“Don’t you remember what just happened in Greece?” I would respond, all but yelling. To this they would laugh and tell me that I sound like my mom.


My mom really does love talking about cash.

About a year ago my mother (herself an ex-Swede like myself) went back to Stockholm for a visit. Passing a bakery, she decided to pick up some bread. As she handed over exact change to pay for her loaf, she was advised to provide her credit card instead. My mom, unlike my own cowardly reaction at the vegan pizza place, left in a fury — without her bread.

Business owners in Sweden are increasingly switching to cashless payment methods, and yet Riksbanken (The Central Bank of Sweden) has for some reason since 2015 been in the process of updating all printed banknotes and minted coins (except the 10 kroner coin). Not that this is something Swedes seem to have noticed; a distant relative remarked this Christmas upon receiving a 100 kroner bill (from my mother, of course), that it was his first time seeing the new note — even though they have been in use since October of 2016.

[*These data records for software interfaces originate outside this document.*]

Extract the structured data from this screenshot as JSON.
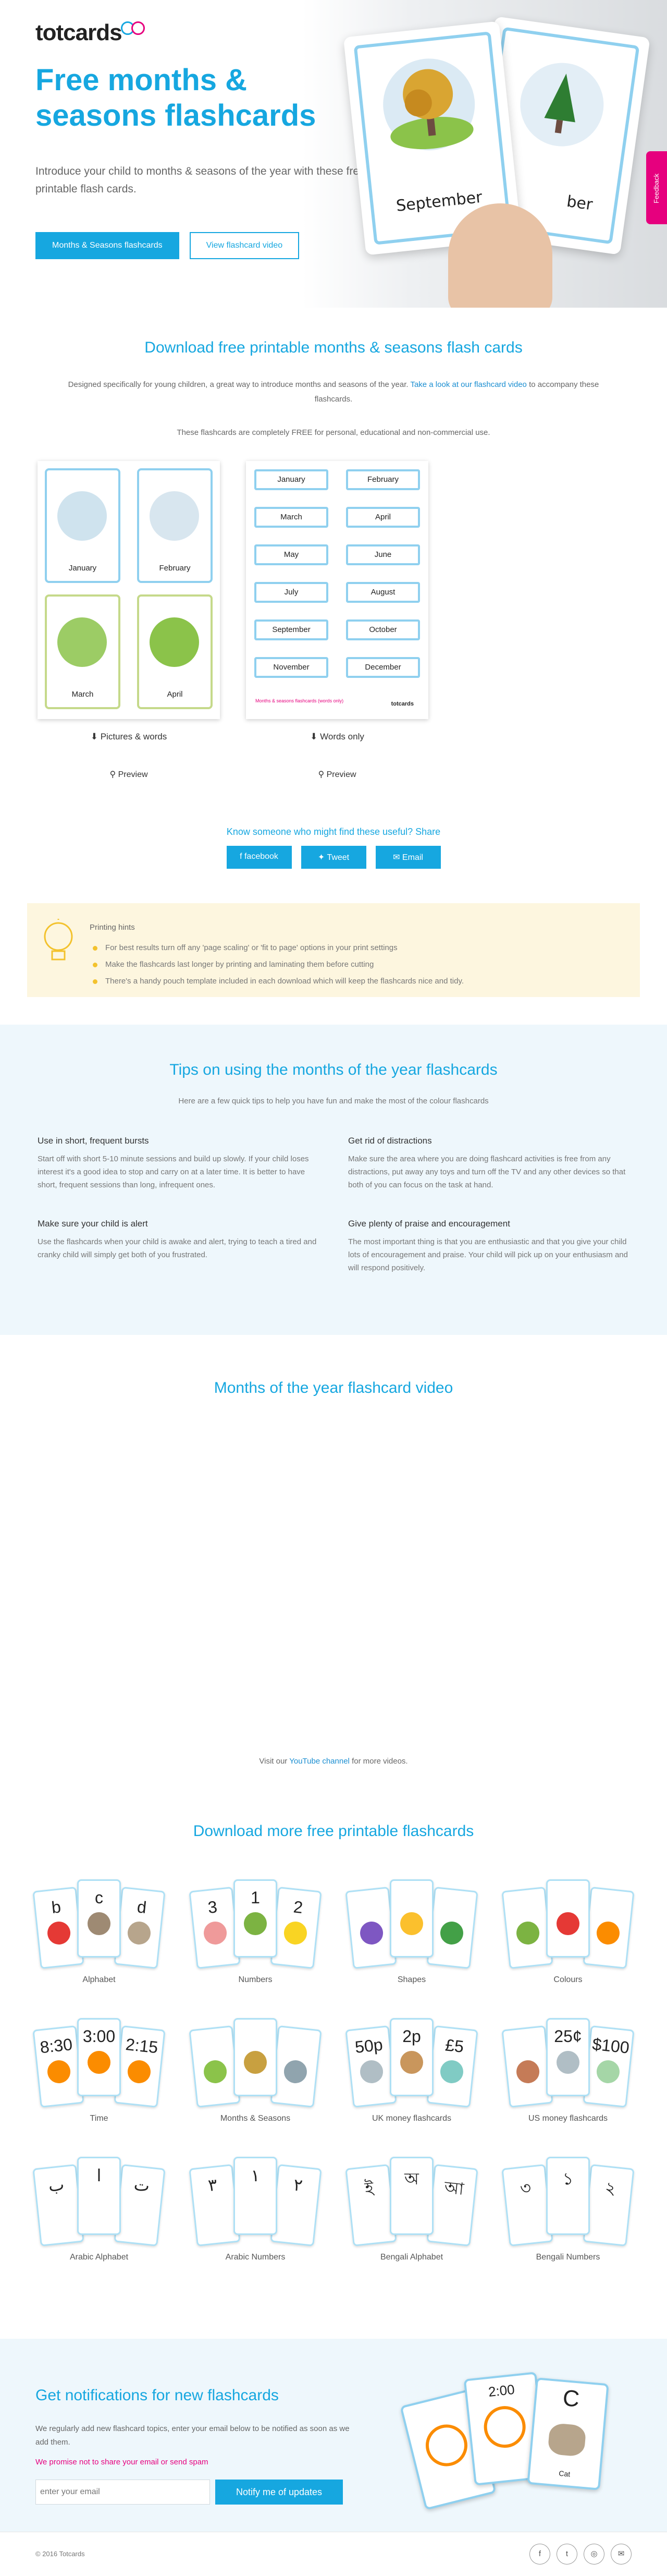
{
  "header": {
    "logo": "totcards",
    "title": "Free months & seasons flashcards",
    "lead": "Introduce your child to months & seasons of the year with these free printable flash cards.",
    "primary_button": "Months & Seasons flashcards",
    "secondary_button": "View flashcard video",
    "hero_card_front": "September",
    "hero_card_back": "ber",
    "feedback_tab": "Feedback"
  },
  "download": {
    "title": "Download free printable months & seasons flash cards",
    "intro": "Designed specifically for young children, a great way to introduce months and seasons of the year.",
    "intro_link": "Take a look at our flashcard video",
    "intro_end": "to accompany these flashcards.",
    "free_note": "These flashcards are completely FREE for personal, educational and non-commercial use.",
    "sheet_pictures": {
      "cards": [
        "January",
        "February",
        "March",
        "April"
      ],
      "download_label": "Pictures & words",
      "preview_label": "Preview"
    },
    "sheet_words": {
      "months": [
        "January",
        "February",
        "March",
        "April",
        "May",
        "June",
        "July",
        "August",
        "September",
        "October",
        "November",
        "December"
      ],
      "footer_title": "Months & seasons flashcards (words only)",
      "footer_logo": "totcards",
      "download_label": "Words only",
      "preview_label": "Preview"
    },
    "share_title": "Know someone who might find these useful? Share",
    "share_buttons": [
      "facebook",
      "Tweet",
      "Email"
    ]
  },
  "hints": {
    "title": "Printing hints",
    "items": [
      "For best results turn off any 'page scaling' or 'fit to page' options in your print settings",
      "Make the flashcards last longer by printing and laminating them before cutting",
      "There's a handy pouch template included in each download which will keep the flashcards nice and tidy."
    ]
  },
  "tips": {
    "title": "Tips on using the months of the year flashcards",
    "subtitle": "Here are a few quick tips to help you have fun and make the most of the colour flashcards",
    "items": [
      {
        "title": "Use in short, frequent bursts",
        "body": "Start off with short 5-10 minute sessions and build up slowly. If your child loses interest it's a good idea to stop and carry on at a later time. It is better to have short, frequent sessions than long, infrequent ones."
      },
      {
        "title": "Get rid of distractions",
        "body": "Make sure the area where you are doing flashcard activities is free from any distractions, put away any toys and turn off the TV and any other devices so that both of you can focus on the task at hand."
      },
      {
        "title": "Make sure your child is alert",
        "body": "Use the flashcards when your child is awake and alert, trying to teach a tired and cranky child will simply get both of you frustrated."
      },
      {
        "title": "Give plenty of praise and encouragement",
        "body": "The most important thing is that you are enthusiastic and that you give your child lots of encouragement and praise. Your child will pick up on your enthusiasm and will respond positively."
      }
    ]
  },
  "video": {
    "title": "Months of the year flashcard video",
    "more_prefix": "Visit our",
    "more_link": "YouTube channel",
    "more_suffix": "for more videos."
  },
  "more": {
    "title": "Download more free printable flashcards",
    "sets": [
      {
        "label": "Alphabet",
        "symbols": [
          "b",
          "c",
          "d"
        ],
        "colors": [
          "#e53935",
          "#9e8a73",
          "#b7a58c"
        ]
      },
      {
        "label": "Numbers",
        "symbols": [
          "3",
          "1",
          "2"
        ],
        "colors": [
          "#ef9a9a",
          "#7cb342",
          "#f9d423"
        ]
      },
      {
        "label": "Shapes",
        "symbols": [
          "",
          "",
          ""
        ],
        "colors": [
          "#7e57c2",
          "#fbc02d",
          "#43a047"
        ]
      },
      {
        "label": "Colours",
        "symbols": [
          "",
          "",
          ""
        ],
        "colors": [
          "#7cb342",
          "#e53935",
          "#fb8c00"
        ]
      },
      {
        "label": "Time",
        "symbols": [
          "8:30",
          "3:00",
          "2:15"
        ],
        "colors": [
          "#fb8c00",
          "#fb8c00",
          "#fb8c00"
        ]
      },
      {
        "label": "Months & Seasons",
        "symbols": [
          "",
          "",
          ""
        ],
        "colors": [
          "#8bc34a",
          "#c8a040",
          "#90a4ae"
        ]
      },
      {
        "label": "UK money flashcards",
        "symbols": [
          "50p",
          "2p",
          "£5"
        ],
        "colors": [
          "#b0bec5",
          "#c9965c",
          "#80cbc4"
        ]
      },
      {
        "label": "US money flashcards",
        "symbols": [
          "",
          "25¢",
          "$100"
        ],
        "colors": [
          "#c57b57",
          "#b0bec5",
          "#a5d6a7"
        ]
      },
      {
        "label": "Arabic Alphabet",
        "symbols": [
          "ب",
          "ا",
          "ت"
        ],
        "colors": [
          "#ffffff",
          "#ffffff",
          "#ffffff"
        ]
      },
      {
        "label": "Arabic Numbers",
        "symbols": [
          "٣",
          "١",
          "٢"
        ],
        "colors": [
          "#ffffff",
          "#ffffff",
          "#ffffff"
        ]
      },
      {
        "label": "Bengali Alphabet",
        "symbols": [
          "ই",
          "অ",
          "আ"
        ],
        "colors": [
          "#ffffff",
          "#ffffff",
          "#ffffff"
        ]
      },
      {
        "label": "Bengali Numbers",
        "symbols": [
          "৩",
          "১",
          "২"
        ],
        "colors": [
          "#ffffff",
          "#ffffff",
          "#ffffff"
        ]
      }
    ]
  },
  "notify": {
    "title": "Get notifications for new flashcards",
    "desc": "We regularly add new flashcard topics, enter your email below to be notified as soon as we add them.",
    "promise": "We promise not to share your email or send spam",
    "email_placeholder": "enter your email",
    "submit": "Notify me of updates",
    "card_numbers": [
      "2:00",
      "C",
      "Cat"
    ]
  },
  "footer": {
    "copyright": "© 2016 Totcards",
    "socials": [
      "f",
      "t",
      "◎",
      "✉"
    ]
  },
  "colors": {
    "accent": "#16a7e0",
    "pink": "#e6007e",
    "hint_bg": "#fdf6df",
    "tips_bg": "#eef7fc"
  }
}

Rather than harboring sentimentality toward the materiality of money, I care about the growing cashlessness of my home country because I want to retain all that can be retained of privacy in our digital age. As Foucault has noted, the emergence of the police was tightly tied to the development of the modern merchant society. And the main function of the police, Foucault wrote, was “l’organisation des rapports entre une population et une production de marchandises.” [1] Monetary society is thus, for Foucault, always-already steeped in surveillance. The values passed down to us by the Enlightenment have convinced us, as Luce Irigaray recalls, that darkness is threatening; light is safe. This schema is, however, fraudulent — since only the one controlling where the beam of light lands can feel comfortable with what is illuminated. Light, clarity, and transparency are siblings of Foucault’s panopticon, where visibility at best induces a false sense of security. Credit cards are not safer. They are, however, much easier to manipulate. And while cash does not necessarily contribute to equality, at least it makes it possible for us to fund our own revolution.

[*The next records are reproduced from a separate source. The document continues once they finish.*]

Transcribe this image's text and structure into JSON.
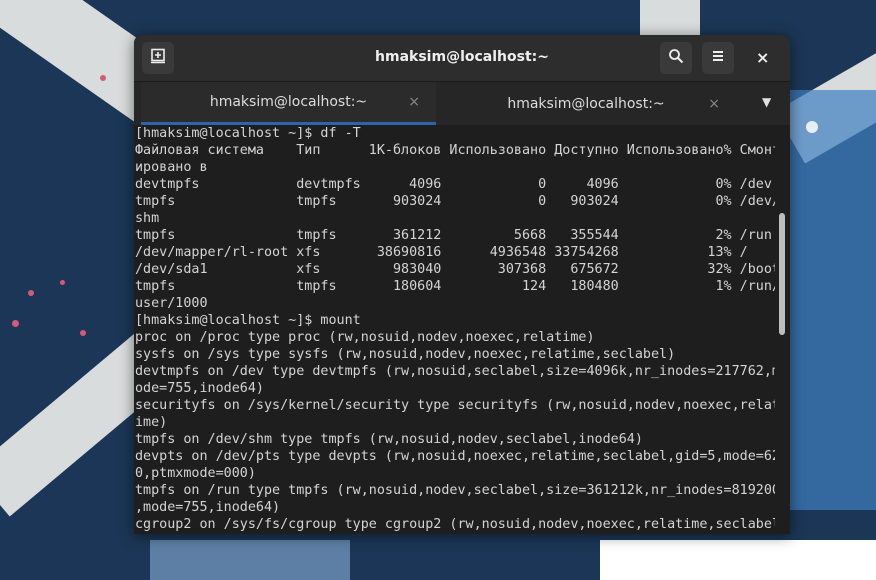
{
  "window": {
    "title": "hmaksim@localhost:~",
    "new_tab_icon": "new-tab-icon",
    "search_icon": "search-icon",
    "menu_icon": "hamburger-menu-icon",
    "close_label": "×"
  },
  "tabs": [
    {
      "label": "hmaksim@localhost:~",
      "close": "×",
      "active": true
    },
    {
      "label": "hmaksim@localhost:~",
      "close": "×",
      "active": false
    }
  ],
  "tabs_menu": "▼",
  "terminal": {
    "lines": [
      "[hmaksim@localhost ~]$ df -T",
      "Файловая система    Тип      1K-блоков Использовано Доступно Использовано% Смонт",
      "ировано в",
      "devtmpfs            devtmpfs      4096            0     4096            0% /dev",
      "tmpfs               tmpfs       903024            0   903024            0% /dev/",
      "shm",
      "tmpfs               tmpfs       361212         5668   355544            2% /run",
      "/dev/mapper/rl-root xfs       38690816      4936548 33754268           13% /",
      "/dev/sda1           xfs         983040       307368   675672           32% /boot",
      "tmpfs               tmpfs       180604          124   180480            1% /run/",
      "user/1000",
      "[hmaksim@localhost ~]$ mount",
      "proc on /proc type proc (rw,nosuid,nodev,noexec,relatime)",
      "sysfs on /sys type sysfs (rw,nosuid,nodev,noexec,relatime,seclabel)",
      "devtmpfs on /dev type devtmpfs (rw,nosuid,seclabel,size=4096k,nr_inodes=217762,m",
      "ode=755,inode64)",
      "securityfs on /sys/kernel/security type securityfs (rw,nosuid,nodev,noexec,relat",
      "ime)",
      "tmpfs on /dev/shm type tmpfs (rw,nosuid,nodev,seclabel,inode64)",
      "devpts on /dev/pts type devpts (rw,nosuid,noexec,relatime,seclabel,gid=5,mode=62",
      "0,ptmxmode=000)",
      "tmpfs on /run type tmpfs (rw,nosuid,nodev,seclabel,size=361212k,nr_inodes=819200",
      ",mode=755,inode64)",
      "cgroup2 on /sys/fs/cgroup type cgroup2 (rw,nosuid,nodev,noexec,relatime,seclabel"
    ]
  },
  "colors": {
    "accent": "#2f63ad",
    "terminal_bg": "#1e1e1e",
    "desktop_bg": "#1b3656"
  }
}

When it comes to trading privacy for convenience, we Swedes are forgiving to the point where we seem to be suffering from a collective form of Stockholm Syndrome: the increased surveillance around us is making us long for even more control. It is not hard to imagine a future without cash, and it’s increasingly easy to picture a Sweden without cards as we know them. The Swedish government-owned train company SJ comes to mind here, as it’s this company that has developed the world’s first human-chip-implant on which transportation tickets can be stored. Into the swath of skin between the thumb and the index finger, a rice-corn sized chip can now be inserted — all so that we can access our tickets with less friction. Already between 1,500 and 2,000 Swedes have had this procedure done; they are the proud bearers of sophisticated solution. So it is that the gaze or Argus is, in Sweden, not evaded but invited.


The numbers show that my own ad hoc observations regarding this overwhelmingly uniform attitude towards cash and cashlessness in Sweden is not an anomaly. Perhaps I should be less surprised than I am. After all, we Swedes find it easy to trust institutions with our personal information, so why should this be any different when it comes to bank transactions, which are so well guarded, recorded, controlled?

Had my mom not instilled in me her unrelenting distain for banks I would probably join the happy, homogenous chorus that keeps convincing itself that being more-monitored somehow offers more autonomy. Suspicion towards institutions has never been our strong suit, but the ceaseless faith in banks that contemporary Swedes are nurturing still takes me by surprise.

How is it that the capitalist fairytale of cash as villain representing illegal trades, and cards as rulers representing respectability has become the norm? A norm no one deems worthy of questioning? No one, that is, besides mom.


[1] Michel Foucault, “Securite, territoire, population,” p.346.